## Exercise data

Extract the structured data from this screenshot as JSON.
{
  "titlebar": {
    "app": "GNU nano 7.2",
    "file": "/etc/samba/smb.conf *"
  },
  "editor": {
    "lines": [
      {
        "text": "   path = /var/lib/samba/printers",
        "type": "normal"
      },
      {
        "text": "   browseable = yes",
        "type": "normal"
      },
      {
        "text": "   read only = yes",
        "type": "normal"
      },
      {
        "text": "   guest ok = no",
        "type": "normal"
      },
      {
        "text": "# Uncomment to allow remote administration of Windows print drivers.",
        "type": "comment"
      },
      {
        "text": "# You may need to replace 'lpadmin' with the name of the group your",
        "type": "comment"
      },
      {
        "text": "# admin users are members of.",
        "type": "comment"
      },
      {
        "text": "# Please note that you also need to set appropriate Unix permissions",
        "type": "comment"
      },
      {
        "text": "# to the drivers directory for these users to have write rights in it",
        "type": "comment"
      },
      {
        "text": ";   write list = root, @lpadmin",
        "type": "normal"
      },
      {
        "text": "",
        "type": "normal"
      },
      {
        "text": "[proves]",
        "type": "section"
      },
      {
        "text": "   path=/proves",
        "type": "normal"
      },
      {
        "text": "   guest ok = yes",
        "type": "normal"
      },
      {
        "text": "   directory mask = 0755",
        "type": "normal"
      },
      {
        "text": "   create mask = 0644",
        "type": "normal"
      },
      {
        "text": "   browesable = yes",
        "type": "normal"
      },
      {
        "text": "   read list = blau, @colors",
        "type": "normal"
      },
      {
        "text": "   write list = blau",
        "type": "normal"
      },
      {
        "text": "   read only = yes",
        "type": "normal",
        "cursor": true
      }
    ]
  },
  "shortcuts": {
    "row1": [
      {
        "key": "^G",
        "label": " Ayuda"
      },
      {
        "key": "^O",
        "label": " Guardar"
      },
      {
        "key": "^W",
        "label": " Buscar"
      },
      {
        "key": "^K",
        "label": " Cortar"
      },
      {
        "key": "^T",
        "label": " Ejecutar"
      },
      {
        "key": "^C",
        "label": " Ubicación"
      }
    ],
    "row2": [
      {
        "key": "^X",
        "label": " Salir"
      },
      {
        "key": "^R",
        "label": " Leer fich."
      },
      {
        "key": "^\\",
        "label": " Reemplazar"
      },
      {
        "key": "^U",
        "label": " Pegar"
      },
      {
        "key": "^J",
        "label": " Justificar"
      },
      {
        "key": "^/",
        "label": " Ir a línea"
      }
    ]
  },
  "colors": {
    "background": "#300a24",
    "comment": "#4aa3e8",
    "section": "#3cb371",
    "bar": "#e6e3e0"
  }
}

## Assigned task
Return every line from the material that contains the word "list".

## Task output
        "text": ";   write list = root, @lpadmin",
        "text": "   read list = blau, @colors",
        "text": "   write list = blau",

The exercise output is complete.